“Maybe you should consider buying a small sedan,” I say.

“Oh, we couldn’t do that,” says the older sibling. “Where would be put the kids’ strollers and all of their stuff? Plus, I’ve got to be able to put my golf clubs somewhere. And don’t forget the bicycles.”

“Someone show Uncle John your new dresses,” interjects a wife, hoping to change the subject.

“That’s another thing,” I say. “You probably should cut down on the spending.”

“That isn’t a problem for me. I’m making really good money, now” says the younger brother.

“I wouldn’t count on that job,” I say. “Rising prices erode a family’s ability to spend on things they want, so they draw back. When they draw back, fewer items are sold. When fewer items are sold, manufacturers need fewer people. When they need fewer people, they let people go.”

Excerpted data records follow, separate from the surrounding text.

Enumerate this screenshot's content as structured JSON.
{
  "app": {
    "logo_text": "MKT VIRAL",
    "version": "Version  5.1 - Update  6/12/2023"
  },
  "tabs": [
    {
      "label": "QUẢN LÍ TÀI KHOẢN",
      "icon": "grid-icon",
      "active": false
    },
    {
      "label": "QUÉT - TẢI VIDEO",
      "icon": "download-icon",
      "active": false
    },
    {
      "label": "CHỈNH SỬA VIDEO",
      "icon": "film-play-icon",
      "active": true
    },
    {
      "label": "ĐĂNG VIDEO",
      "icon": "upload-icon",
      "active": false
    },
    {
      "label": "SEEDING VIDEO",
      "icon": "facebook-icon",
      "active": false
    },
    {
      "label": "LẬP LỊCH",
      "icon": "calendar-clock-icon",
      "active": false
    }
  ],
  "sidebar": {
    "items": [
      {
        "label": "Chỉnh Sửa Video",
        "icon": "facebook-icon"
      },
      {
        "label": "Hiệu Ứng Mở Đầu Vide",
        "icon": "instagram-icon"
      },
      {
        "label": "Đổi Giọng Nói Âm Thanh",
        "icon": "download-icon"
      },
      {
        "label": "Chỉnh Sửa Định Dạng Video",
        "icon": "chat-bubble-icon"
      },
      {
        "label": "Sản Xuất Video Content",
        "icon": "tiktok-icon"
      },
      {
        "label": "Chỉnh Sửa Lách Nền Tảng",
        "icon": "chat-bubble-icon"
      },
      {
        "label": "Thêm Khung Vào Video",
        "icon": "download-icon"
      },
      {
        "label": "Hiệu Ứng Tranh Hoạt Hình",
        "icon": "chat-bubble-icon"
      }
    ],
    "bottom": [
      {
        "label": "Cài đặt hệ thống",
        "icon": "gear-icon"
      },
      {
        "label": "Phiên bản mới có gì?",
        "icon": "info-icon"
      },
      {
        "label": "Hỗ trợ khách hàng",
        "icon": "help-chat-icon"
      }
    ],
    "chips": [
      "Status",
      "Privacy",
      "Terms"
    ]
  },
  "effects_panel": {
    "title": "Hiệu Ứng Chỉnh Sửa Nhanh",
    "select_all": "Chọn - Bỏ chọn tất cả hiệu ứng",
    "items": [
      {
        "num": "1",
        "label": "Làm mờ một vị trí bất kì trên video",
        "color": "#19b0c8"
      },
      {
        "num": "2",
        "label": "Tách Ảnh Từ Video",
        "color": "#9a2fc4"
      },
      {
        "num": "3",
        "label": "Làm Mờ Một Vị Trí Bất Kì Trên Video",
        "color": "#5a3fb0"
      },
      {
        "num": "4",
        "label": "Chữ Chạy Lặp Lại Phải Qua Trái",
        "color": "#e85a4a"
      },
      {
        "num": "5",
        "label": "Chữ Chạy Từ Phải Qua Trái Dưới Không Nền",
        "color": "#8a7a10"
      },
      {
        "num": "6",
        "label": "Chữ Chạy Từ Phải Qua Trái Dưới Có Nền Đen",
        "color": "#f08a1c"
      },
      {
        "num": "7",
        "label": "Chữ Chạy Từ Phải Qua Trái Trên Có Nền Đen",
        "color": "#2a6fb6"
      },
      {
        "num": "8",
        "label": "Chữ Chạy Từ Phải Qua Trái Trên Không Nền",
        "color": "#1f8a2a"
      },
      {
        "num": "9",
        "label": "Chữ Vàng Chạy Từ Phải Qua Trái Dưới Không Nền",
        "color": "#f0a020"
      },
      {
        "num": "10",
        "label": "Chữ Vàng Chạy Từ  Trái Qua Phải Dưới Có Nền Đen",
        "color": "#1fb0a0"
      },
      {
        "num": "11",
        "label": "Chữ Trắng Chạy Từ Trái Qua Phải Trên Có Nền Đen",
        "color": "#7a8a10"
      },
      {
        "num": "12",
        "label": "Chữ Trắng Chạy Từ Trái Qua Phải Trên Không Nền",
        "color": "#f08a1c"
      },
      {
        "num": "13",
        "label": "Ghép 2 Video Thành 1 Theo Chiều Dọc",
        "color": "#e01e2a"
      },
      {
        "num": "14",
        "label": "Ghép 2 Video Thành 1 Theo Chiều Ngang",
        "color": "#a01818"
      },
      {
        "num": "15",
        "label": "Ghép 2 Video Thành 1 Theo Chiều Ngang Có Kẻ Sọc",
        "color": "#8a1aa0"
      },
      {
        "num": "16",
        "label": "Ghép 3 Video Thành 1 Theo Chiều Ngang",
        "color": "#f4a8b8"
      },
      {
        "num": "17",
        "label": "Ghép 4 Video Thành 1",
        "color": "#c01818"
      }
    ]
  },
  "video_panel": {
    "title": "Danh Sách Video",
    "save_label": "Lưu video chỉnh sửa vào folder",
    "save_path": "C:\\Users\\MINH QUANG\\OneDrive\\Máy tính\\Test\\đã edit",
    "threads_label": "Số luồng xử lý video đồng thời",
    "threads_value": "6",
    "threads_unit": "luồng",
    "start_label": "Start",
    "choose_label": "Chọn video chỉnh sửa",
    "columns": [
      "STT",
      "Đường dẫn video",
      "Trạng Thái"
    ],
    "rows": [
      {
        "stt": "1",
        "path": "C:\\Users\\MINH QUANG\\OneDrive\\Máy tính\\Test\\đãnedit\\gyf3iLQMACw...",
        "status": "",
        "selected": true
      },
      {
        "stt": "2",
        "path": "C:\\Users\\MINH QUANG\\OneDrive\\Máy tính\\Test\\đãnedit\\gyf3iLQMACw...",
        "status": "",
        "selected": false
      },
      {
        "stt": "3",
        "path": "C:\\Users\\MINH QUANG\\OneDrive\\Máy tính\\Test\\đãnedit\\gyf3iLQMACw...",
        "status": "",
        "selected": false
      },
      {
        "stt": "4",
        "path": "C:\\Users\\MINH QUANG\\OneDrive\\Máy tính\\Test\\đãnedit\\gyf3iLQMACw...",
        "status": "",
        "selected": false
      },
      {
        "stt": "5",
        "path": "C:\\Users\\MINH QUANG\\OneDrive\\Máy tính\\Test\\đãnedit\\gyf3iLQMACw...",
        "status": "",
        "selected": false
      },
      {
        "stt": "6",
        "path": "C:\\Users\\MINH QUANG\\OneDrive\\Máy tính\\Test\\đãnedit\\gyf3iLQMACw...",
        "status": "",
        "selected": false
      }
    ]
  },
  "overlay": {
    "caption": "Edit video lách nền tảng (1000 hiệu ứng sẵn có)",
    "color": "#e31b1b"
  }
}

“I’ll just get another job,” he says. “There are plenty of them out there.”

“NO!” I cry. “This isn’t happening to just you. It’s happening to everyone! When I was your age, my generation would laugh out loud if someone suggested that –– like now –– jobs would be advertised on street corners. We had Ph.D. holders working at McDonald’s, and happy to be working there. Jobs were like dinosaurs in those days. We were pretty sure they existed at one time, but no one had seen them in years.”

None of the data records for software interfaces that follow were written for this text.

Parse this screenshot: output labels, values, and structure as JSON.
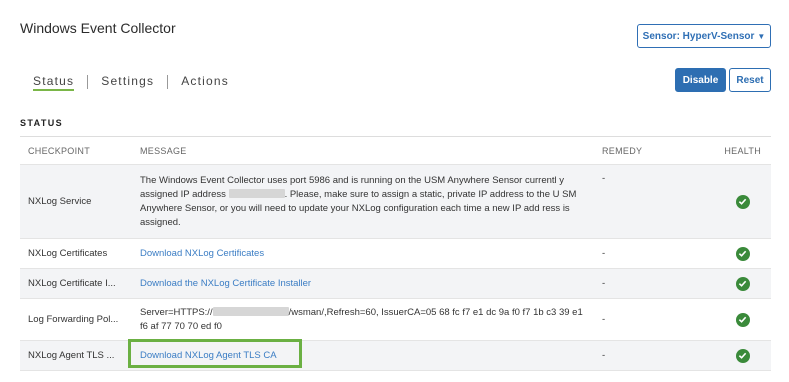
{
  "header": {
    "title": "Windows Event Collector",
    "sensor_button": "Sensor: HyperV-Sensor"
  },
  "tabs": [
    {
      "label": "Status",
      "active": true
    },
    {
      "label": "Settings",
      "active": false
    },
    {
      "label": "Actions",
      "active": false
    }
  ],
  "actions": {
    "disable": "Disable",
    "reset": "Reset"
  },
  "section_title": "STATUS",
  "table": {
    "columns": [
      "CHECKPOINT",
      "MESSAGE",
      "REMEDY",
      "HEALTH"
    ],
    "rows": [
      {
        "checkpoint": "NXLog Service",
        "message_part1": "The Windows Event Collector uses port 5986 and is running on the USM Anywhere Sensor currentl y assigned IP address",
        "message_part2": ". Please, make sure to assign a static, private IP address to the U SM Anywhere Sensor, or you will need to update your NXLog configuration each time a new IP add ress is assigned.",
        "remedy": "-",
        "health": "ok"
      },
      {
        "checkpoint": "NXLog Certificates",
        "message": "Download NXLog Certificates",
        "remedy": "-",
        "health": "ok"
      },
      {
        "checkpoint": "NXLog Certificate I...",
        "message": "Download the NXLog Certificate Installer",
        "remedy": "-",
        "health": "ok"
      },
      {
        "checkpoint": "Log Forwarding Pol...",
        "message_part1": "Server=HTTPS://",
        "message_part2": "/wsman/,Refresh=60, IssuerCA=05 68 fc f7 e1 dc 9a f0 f7 1b c3 39 e1 f6 af 77 70 70 ed f0",
        "remedy": "-",
        "health": "ok"
      },
      {
        "checkpoint": "NXLog Agent TLS ...",
        "message": "Download NXLog Agent TLS CA",
        "remedy": "-",
        "health": "ok"
      }
    ]
  },
  "colors": {
    "primary": "#2d6eb2",
    "link": "#3b7dc4",
    "health_ok": "#3a8a3a",
    "tab_underline": "#7ab648",
    "highlight": "#6bb043"
  },
  "icons": {
    "health_ok": "check-circle-icon",
    "dropdown": "chevron-down-icon"
  }
}
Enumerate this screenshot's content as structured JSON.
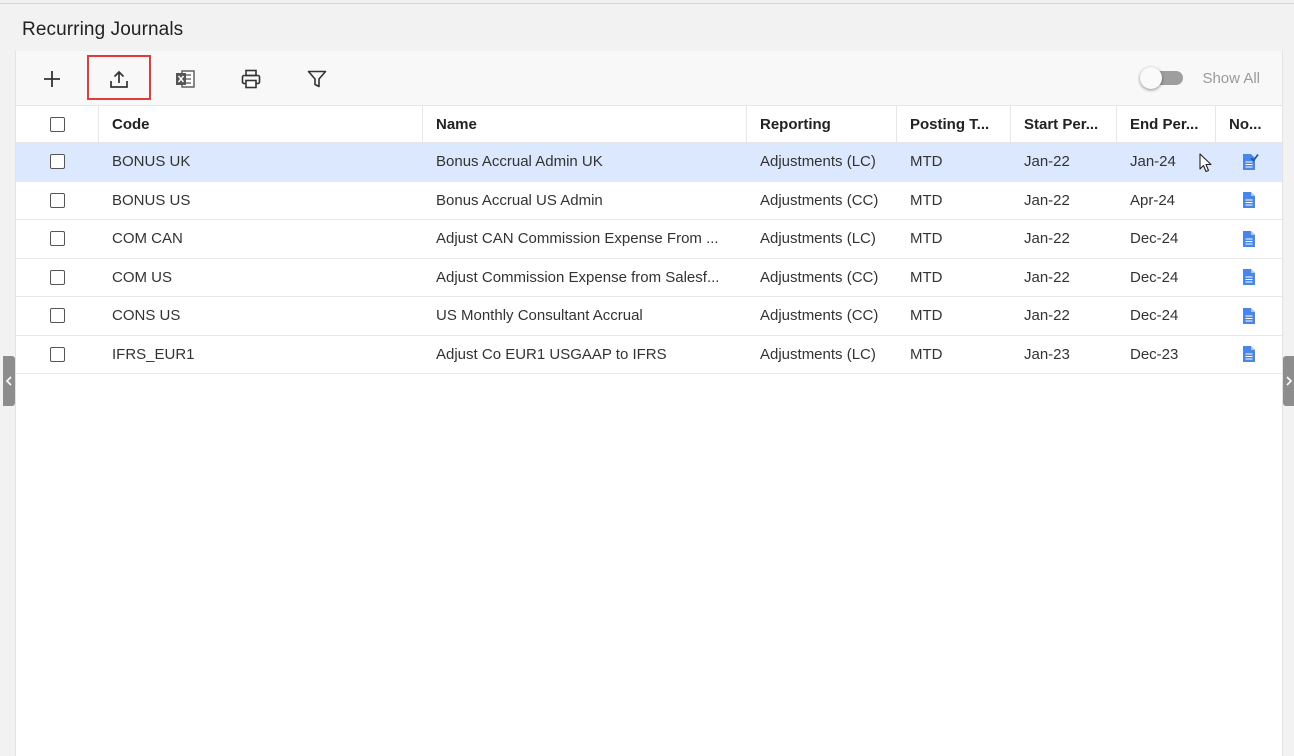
{
  "page": {
    "title": "Recurring Journals"
  },
  "toolbar": {
    "add_icon": "plus-icon",
    "upload_icon": "upload-icon",
    "export_icon": "excel-icon",
    "print_icon": "printer-icon",
    "filter_icon": "filter-icon",
    "show_all_label": "Show All",
    "show_all_on": false
  },
  "colors": {
    "accent": "#2f6fd6",
    "selected_row": "#dbe8fd",
    "highlight": "#e03c3c"
  },
  "grid": {
    "columns": [
      "Code",
      "Name",
      "Reporting",
      "Posting T...",
      "Start Per...",
      "End Per...",
      "No..."
    ],
    "rows": [
      {
        "code": "BONUS UK",
        "name": "Bonus Accrual Admin UK",
        "reporting": "Adjustments (LC)",
        "posting": "MTD",
        "start": "Jan-22",
        "end": "Jan-24",
        "note_icon": "note-checked-icon"
      },
      {
        "code": "BONUS US",
        "name": "Bonus Accrual US Admin",
        "reporting": "Adjustments (CC)",
        "posting": "MTD",
        "start": "Jan-22",
        "end": "Apr-24",
        "note_icon": "note-icon"
      },
      {
        "code": "COM CAN",
        "name": "Adjust CAN Commission Expense From ...",
        "reporting": "Adjustments (LC)",
        "posting": "MTD",
        "start": "Jan-22",
        "end": "Dec-24",
        "note_icon": "note-icon"
      },
      {
        "code": "COM US",
        "name": "Adjust Commission Expense from Salesf...",
        "reporting": "Adjustments (CC)",
        "posting": "MTD",
        "start": "Jan-22",
        "end": "Dec-24",
        "note_icon": "note-icon"
      },
      {
        "code": "CONS US",
        "name": "US Monthly Consultant Accrual",
        "reporting": "Adjustments (CC)",
        "posting": "MTD",
        "start": "Jan-22",
        "end": "Dec-24",
        "note_icon": "note-icon"
      },
      {
        "code": "IFRS_EUR1",
        "name": "Adjust Co EUR1 USGAAP to IFRS",
        "reporting": "Adjustments (LC)",
        "posting": "MTD",
        "start": "Jan-23",
        "end": "Dec-23",
        "note_icon": "note-icon"
      }
    ]
  }
}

“Hey, look!” one of them says. “Jack Black is on Netflix, tonight. We should get that one.”

“Unemployment was nearly 11 percent,” I continued. “Think about it. For every 10 of your Facebook friends, more than one will be out of work.”

“What did you do for income,” they ask.

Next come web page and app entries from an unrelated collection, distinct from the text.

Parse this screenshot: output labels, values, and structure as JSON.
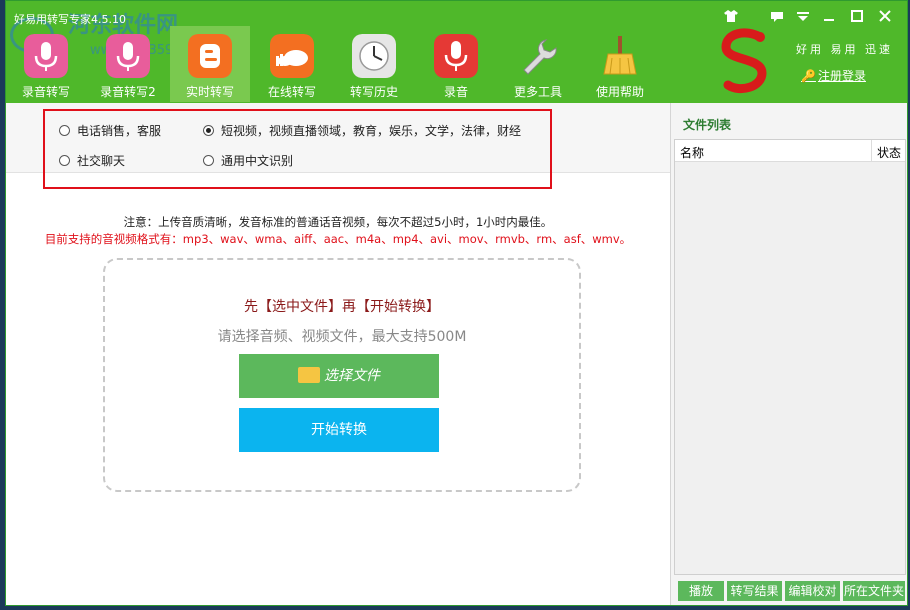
{
  "window": {
    "title": "好易用转写专家4.5.10",
    "watermark": {
      "site": "河东软件网",
      "url": "www.pc0359.cn"
    }
  },
  "tabs": [
    {
      "label": "录音转写",
      "icon": "microphone-pink-icon",
      "color": "#e85d9b"
    },
    {
      "label": "录音转写2",
      "icon": "microphone-pink-icon",
      "color": "#e85d9b"
    },
    {
      "label": "实时转写",
      "icon": "blogger-icon",
      "color": "#f36f21"
    },
    {
      "label": "在线转写",
      "icon": "cloud-icon",
      "color": "#f36f21"
    },
    {
      "label": "转写历史",
      "icon": "clock-icon",
      "color": "#eaeaea"
    },
    {
      "label": "录音",
      "icon": "microphone-red-icon",
      "color": "#e53935"
    },
    {
      "label": "更多工具",
      "icon": "wrench-icon",
      "color": "#d0d0d0"
    },
    {
      "label": "使用帮助",
      "icon": "broom-icon",
      "color": "#f5c542"
    }
  ],
  "brand": {
    "slogan": "好用 易用 迅速",
    "login_label": "注册登录"
  },
  "options": [
    {
      "label": "电话销售，客服",
      "checked": false
    },
    {
      "label": "短视频，视频直播领域，教育，娱乐，文学，法律，财经",
      "checked": true
    },
    {
      "label": "社交聊天",
      "checked": false
    },
    {
      "label": "通用中文识别",
      "checked": false
    }
  ],
  "notice": {
    "line1": "注意：上传音质清晰，发音标准的普通话音视频，每次不超过5小时，1小时内最佳。",
    "line2": "目前支持的音视频格式有：mp3、wav、wma、aiff、aac、m4a、mp4、avi、mov、rmvb、rm、asf、wmv。"
  },
  "dropzone": {
    "steps": "先【选中文件】再【开始转换】",
    "hint": "请选择音频、视频文件，最大支持500M",
    "choose_label": "选择文件",
    "start_label": "开始转换"
  },
  "file_list": {
    "title": "文件列表",
    "columns": [
      "名称",
      "状态"
    ],
    "buttons": [
      "播放",
      "转写结果",
      "编辑校对",
      "所在文件夹"
    ]
  }
}
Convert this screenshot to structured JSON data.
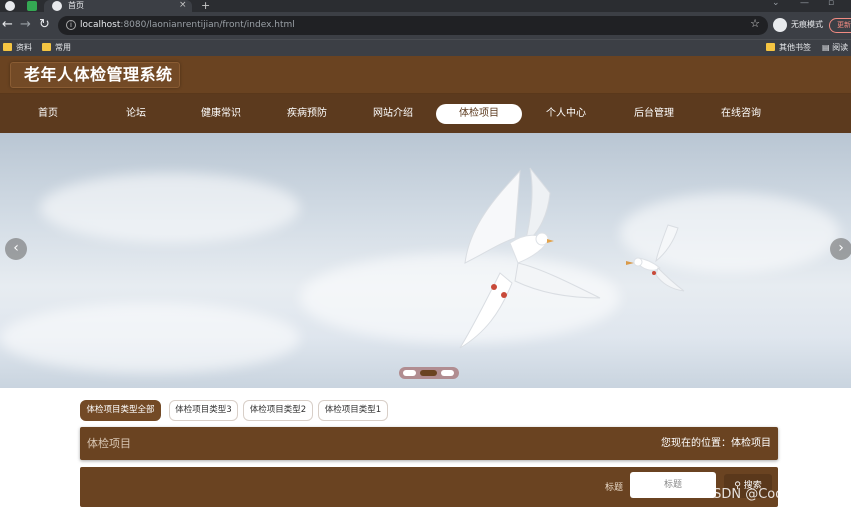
{
  "browser": {
    "tab_title": "首页",
    "tab_close": "×",
    "new_tab": "+",
    "url_host": "localhost",
    "url_path": ":8080/laonianrentijian/front/index.html",
    "incognito_label": "无痕模式",
    "update_label": "更新",
    "bookmarks": [
      "资料",
      "常用"
    ],
    "other_bookmarks": "其他书签",
    "reading_list": "阅读"
  },
  "site": {
    "title": "老年人体检管理系统",
    "nav": [
      "首页",
      "论坛",
      "健康常识",
      "疾病预防",
      "网站介绍",
      "体检项目",
      "个人中心",
      "后台管理",
      "在线咨询"
    ],
    "active_nav": "体检项目"
  },
  "banner": {
    "prev": "‹",
    "next": "›",
    "slide_count": 3,
    "active_slide": 2
  },
  "categories": {
    "tabs": [
      "体检项目类型全部",
      "体检项目类型3",
      "体检项目类型2",
      "体检项目类型1"
    ],
    "active": "体检项目类型全部"
  },
  "section": {
    "title": "体检项目",
    "breadcrumb": "您现在的位置：体检项目"
  },
  "search": {
    "label": "标题",
    "placeholder": "标题",
    "button": "搜索"
  },
  "watermark": "CSDN @Coder-coco",
  "colors": {
    "header_brown": "#6a4321",
    "nav_brown": "#5c3a1e",
    "accent_brown": "#734a26"
  }
}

“We didn’t!” I say. “That’s the point. We had a telethon to save a car manufacturer. We had rock concerts to save small farmers. We bartered. We scrimped, and we repaired. We even wore “Whip Inflation Now!” buttons, stupidly thinking that, if we reminded ourselves how bad things are, it would cheer us up, somehow.”

Eyes glazed over. It was as if I was talking about some dystopian world in another galaxy. Or, that I was referring to the times I helped Abe Lincoln split rails for a new fence. “Listen,” I say. “It really wasn’t that long ago. In the meantime, the economy continued to contract, while prices continued to rise. That’s called ‘stagflation’,” I say.

After the laughter died, I explained, “‘Stag’ as in ‘stagnant’,” I say, “Not the animal.”

“So, how did you get by in those tough times,” one finally asks.

“Truthfully, some of us didn’t,” I say. “We made it like we always do. We did what we needed to do to survive. But surviving isn’t thriving. The ones that had it the easiest were the ones who started saving early, and had a nice pile of cash to hold them over.”

“It’s like Aesop’s ‘Ant and the Grasshopper’ fable,” I say. “Put back now, or it’s going to be a long, hard winter.”

“Did you see where they are opening a new IKEA near here,” one of them says.

It is really hard trying to explain just how tough times can be to a generation that, for half of their entire existence, has experienced the longest bull market in history (11 years), the longest unemployment streak under 3 percent (13 years), and the largest economic expansion in U.S. history (128 months).

It’s even harder being the ant when you are only Uncle John.

– John O. Marlowe is an award-winning columnist for Sagamore News Media